And where do you want to work? If your target job market is every company in the world, or even in your city, you won’t be able to proactively focus on making yourself known to people who could hire you. Most job seekers will benefit from preparing a list of organizations where a good job could open up, then use this target companies list to guide a proactive job search.
#1: Talk to a lot of people, but not about job openings. You’ve heard this advice before, but maybe you haven’t followed through because you don’t believe it will work for you. Admittedly, it’s counterintuitive; it may seem to make more sense to spend most of your time actually applying for jobs. Here’s why that doesn’t work: by the time a potential job has gotten as far as being posted, it’s like a spring that has turned into a rushing river where hundreds of anglers compete for each fish. Networking means going upstream and fishing at the source where opportunities first emerge. So focus your networking on people and organizations, not job openings, and do a lot of targeted, well-planned informational interviews, a.k.a. career research conversations.
I would call this a “go slow to go fast” approach, except that there’s nothing slow about setting up meetings every day and making yourself constantly visible online and in person. It’s a numbers game, but the number to track and increase is not how many resumes you’ve sent out, but how many conversations you’re having.

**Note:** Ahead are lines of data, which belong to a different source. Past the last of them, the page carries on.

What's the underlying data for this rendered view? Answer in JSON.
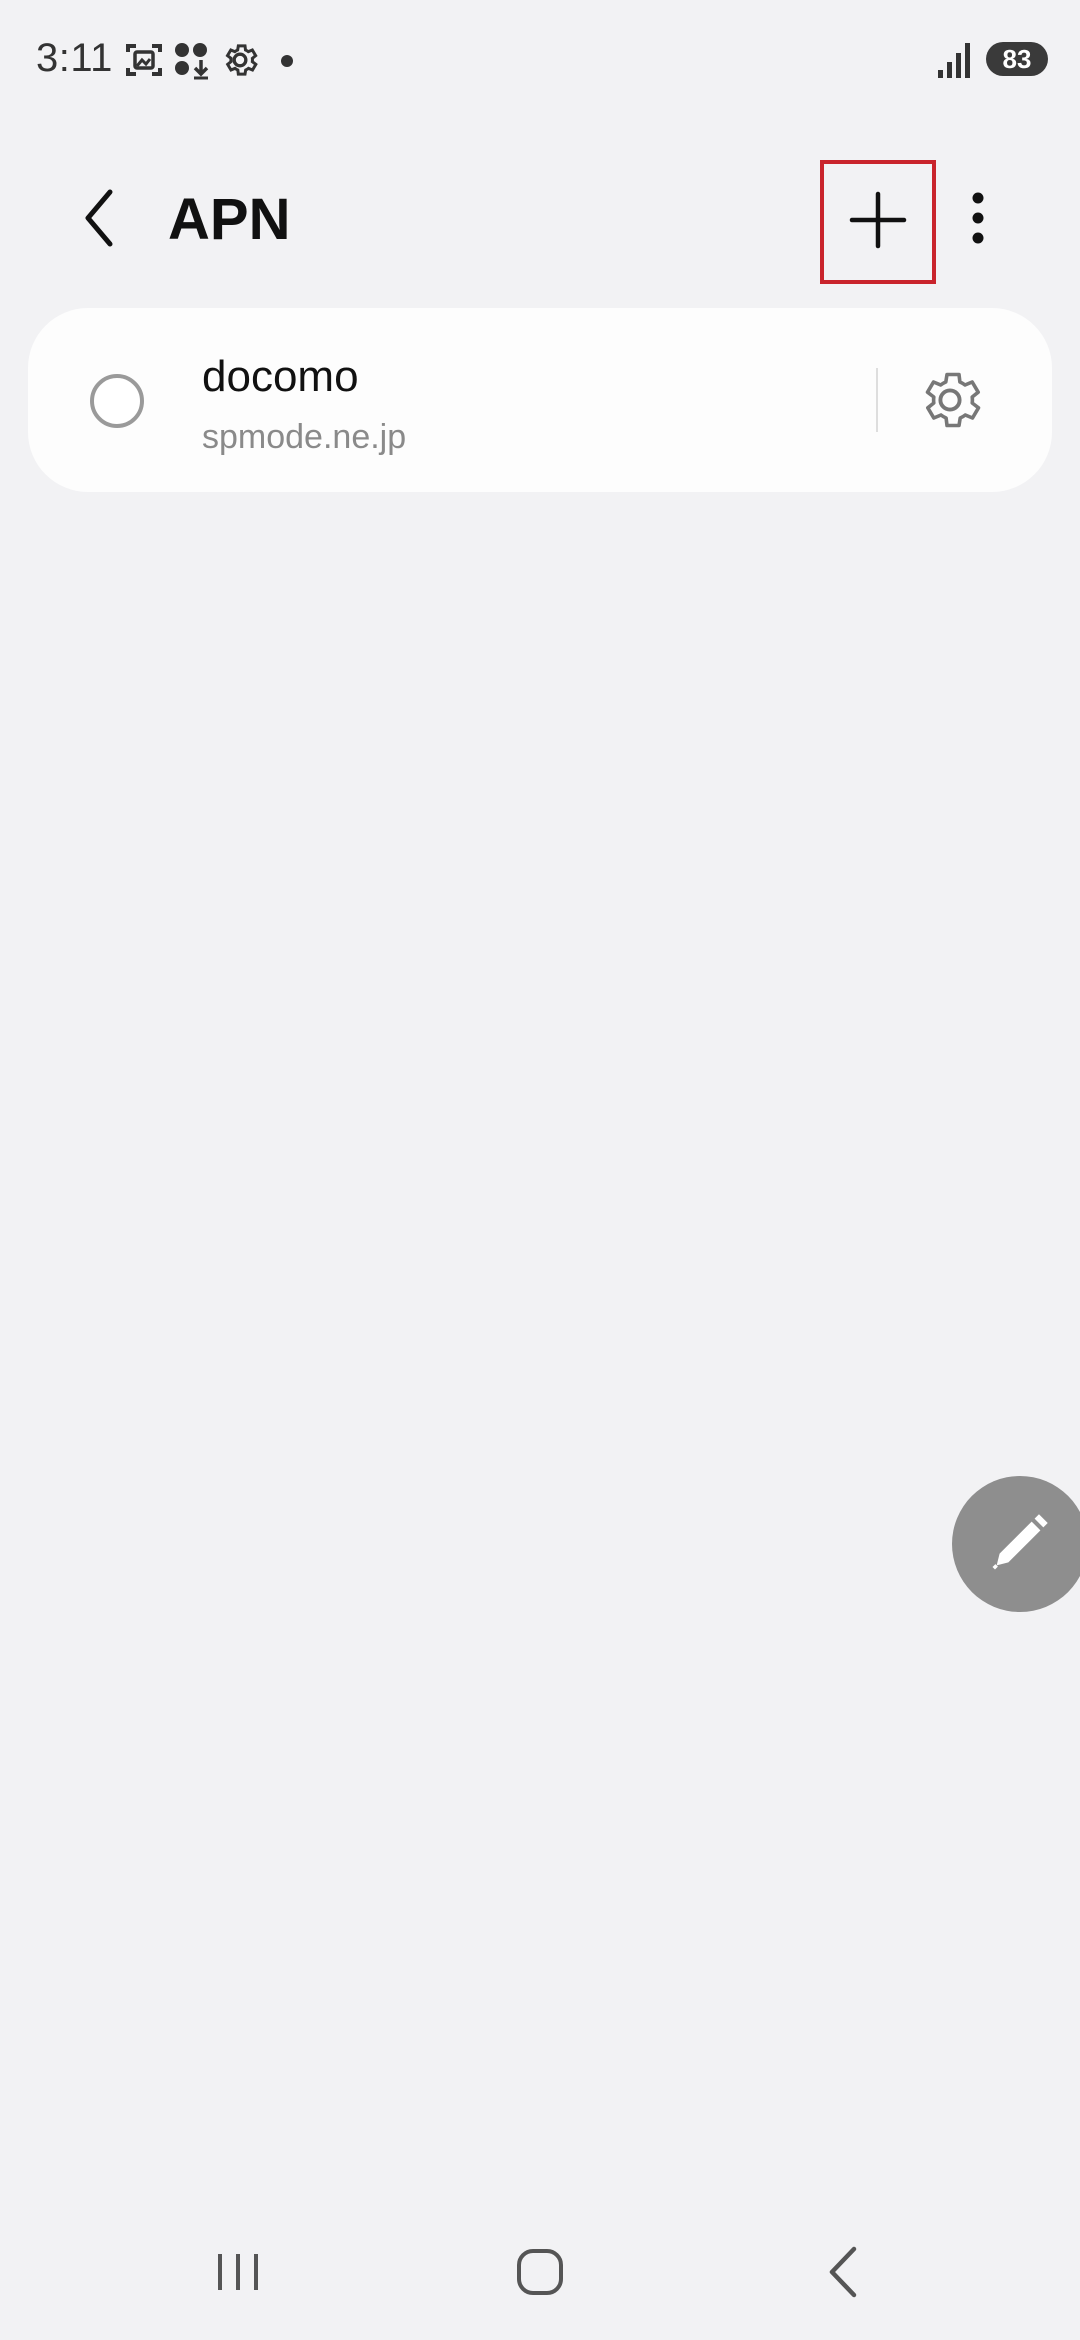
{
  "status_bar": {
    "time": "3:11",
    "battery": "83",
    "icons": [
      "screenshot-icon",
      "app-download-icon",
      "settings-gear-icon",
      "notification-dot-icon",
      "signal-icon",
      "battery-icon"
    ]
  },
  "header": {
    "title": "APN",
    "back_icon": "chevron-left-icon",
    "add_icon": "plus-icon",
    "more_icon": "more-vertical-icon",
    "add_highlight_color": "#c9242c"
  },
  "apn_list": [
    {
      "name": "docomo",
      "apn": "spmode.ne.jp",
      "selected": false
    }
  ],
  "fab": {
    "icon": "pencil-icon"
  },
  "nav_bar": {
    "icons": [
      "recents-icon",
      "home-icon",
      "back-icon"
    ]
  },
  "colors": {
    "background": "#f2f2f4",
    "card": "#fdfdfd",
    "fab": "#8e8e8e"
  }
}
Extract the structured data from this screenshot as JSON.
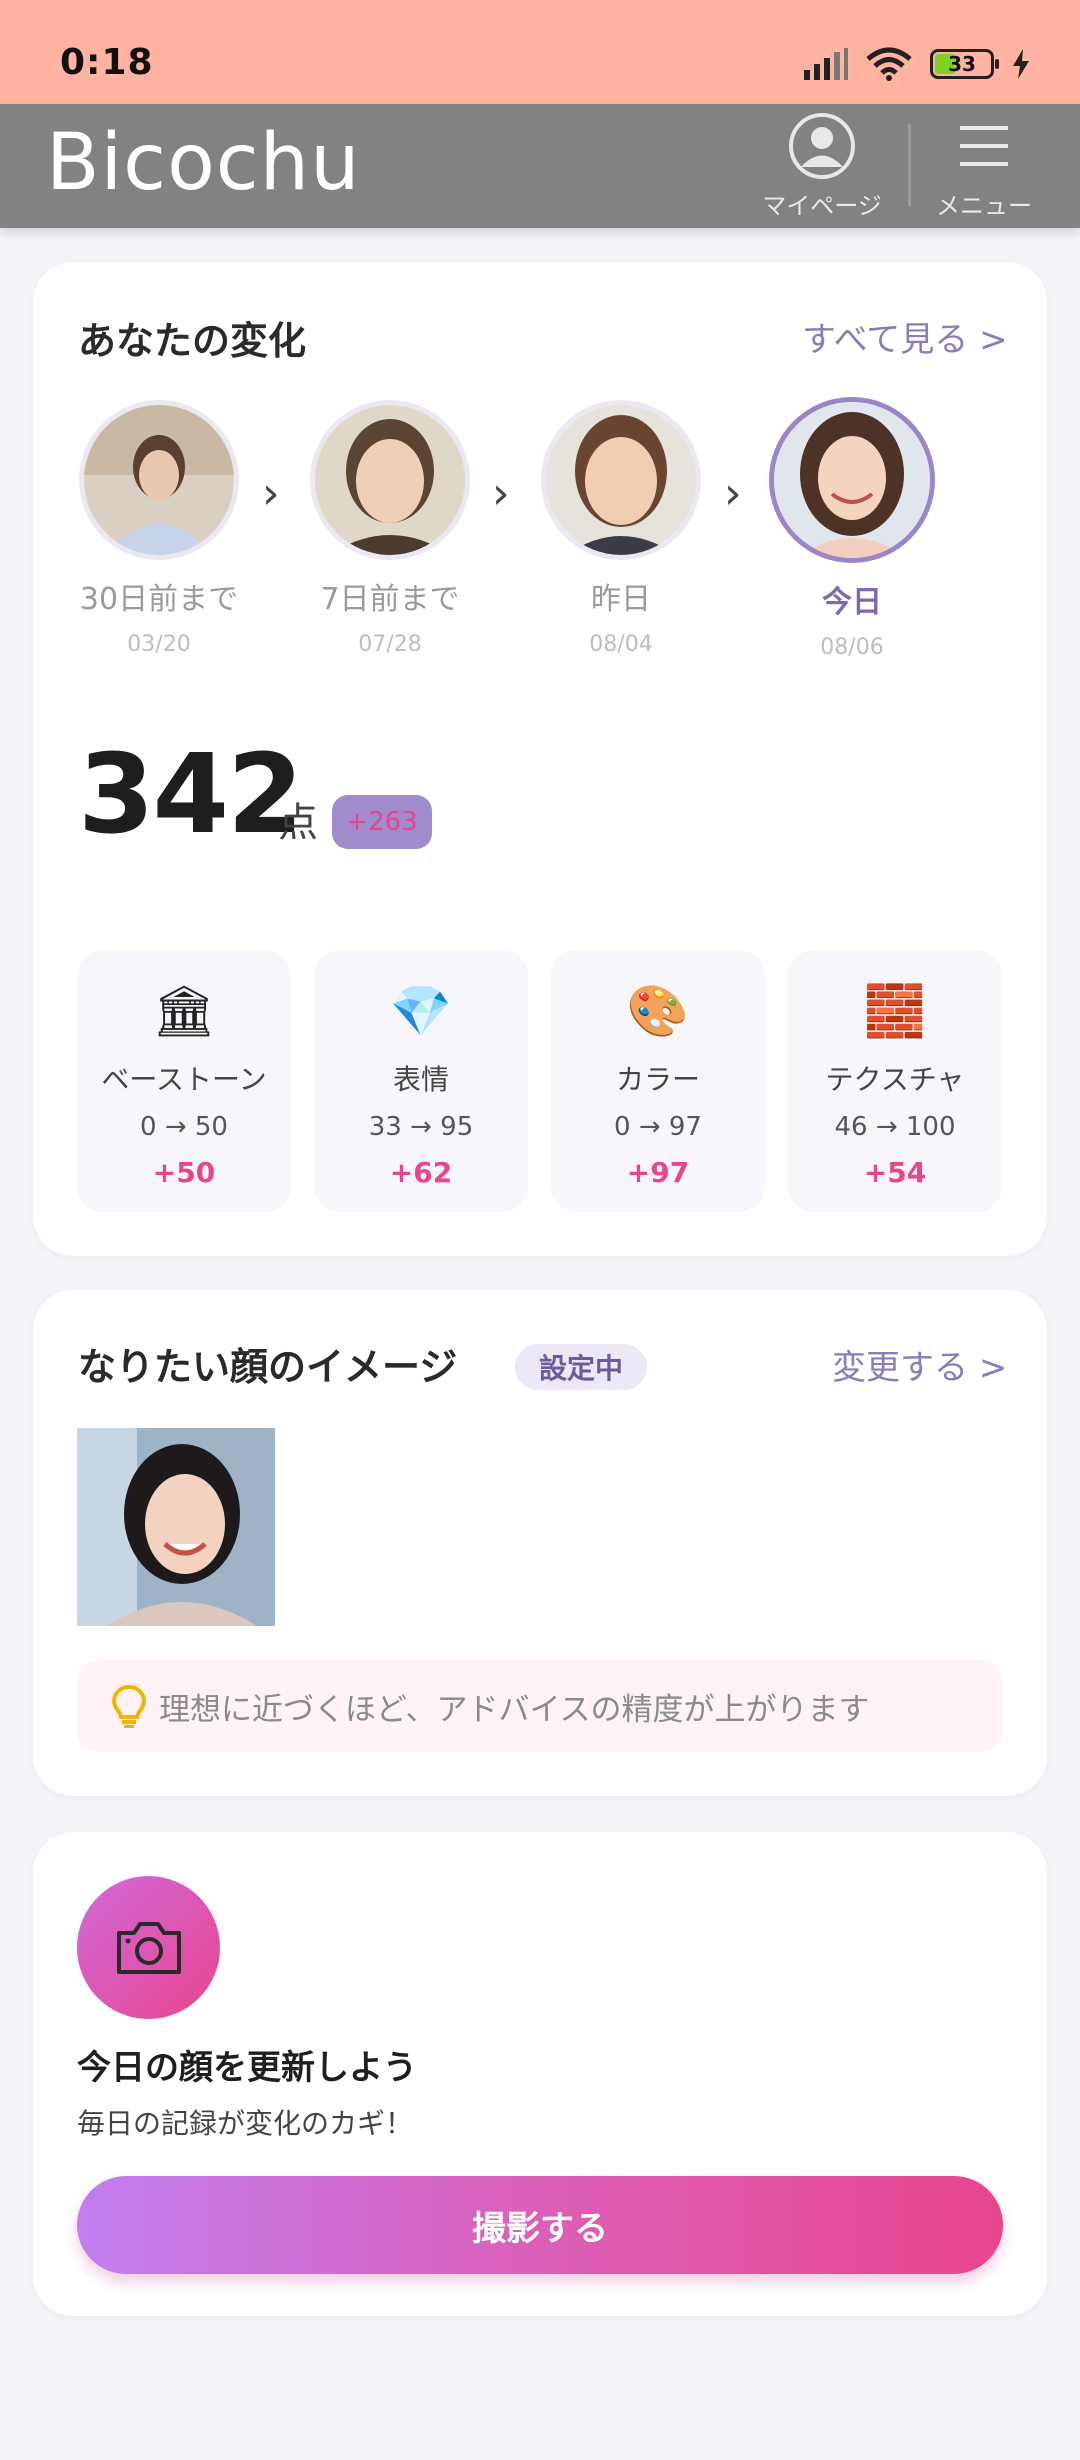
{
  "status": {
    "time": "0:18",
    "battery": "33"
  },
  "appbar": {
    "title": "Bicochu",
    "mypage_label": "マイページ",
    "menu_label": "メニュー"
  },
  "change_card": {
    "title": "あなたの変化",
    "see_all": "すべて見る >",
    "timeline": [
      {
        "label": "30日前まで",
        "date": "03/20"
      },
      {
        "label": "7日前まで",
        "date": "07/28"
      },
      {
        "label": "昨日",
        "date": "08/04"
      },
      {
        "label": "今日",
        "date": "08/06"
      }
    ],
    "score": "342",
    "score_unit": "点",
    "score_delta": "+263",
    "metrics": [
      {
        "icon": "🏛",
        "icon_name": "bank-icon",
        "name": "ベーストーン",
        "range": "0 → 50",
        "delta": "+50"
      },
      {
        "icon": "💎",
        "icon_name": "gem-icon",
        "name": "表情",
        "range": "33 → 95",
        "delta": "+62"
      },
      {
        "icon": "🎨",
        "icon_name": "palette-icon",
        "name": "カラー",
        "range": "0 → 97",
        "delta": "+97"
      },
      {
        "icon": "🧱",
        "icon_name": "brick-icon",
        "name": "テクスチャ",
        "range": "46 → 100",
        "delta": "+54"
      }
    ]
  },
  "ideal_card": {
    "title": "なりたい顔のイメージ",
    "badge": "設定中",
    "change_link": "変更する >",
    "tip": "理想に近づくほど、アドバイスの精度が上がります"
  },
  "update_card": {
    "title": "今日の顔を更新しよう",
    "subtitle": "毎日の記録が変化のカギ！",
    "button": "撮影する"
  },
  "colors": {
    "accent_purple": "#8b7bb8",
    "accent_pink": "#e8458e",
    "statusbar": "#ffb3a0",
    "appbar": "#828282"
  }
}
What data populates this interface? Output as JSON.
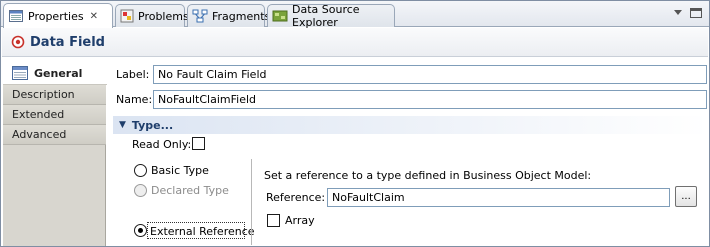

A smart job search along these lines isn’t just about getting a job faster. It’s about getting a really good job. The best opportunities tend to get snapped up by people who’ve done the networking to get them. A so-so job–maybe it’s low paying or the manager is someone people don’t want to work for–is more likely to get thrown out to the job boards.
Develop a daily routine that puts these best practices into consistent, organized action. Build it and opportunities will come. You’ll get a better job than those who ignore this advice, and you’ll get it faster. (This post was originally published in 2019 and has been updated.)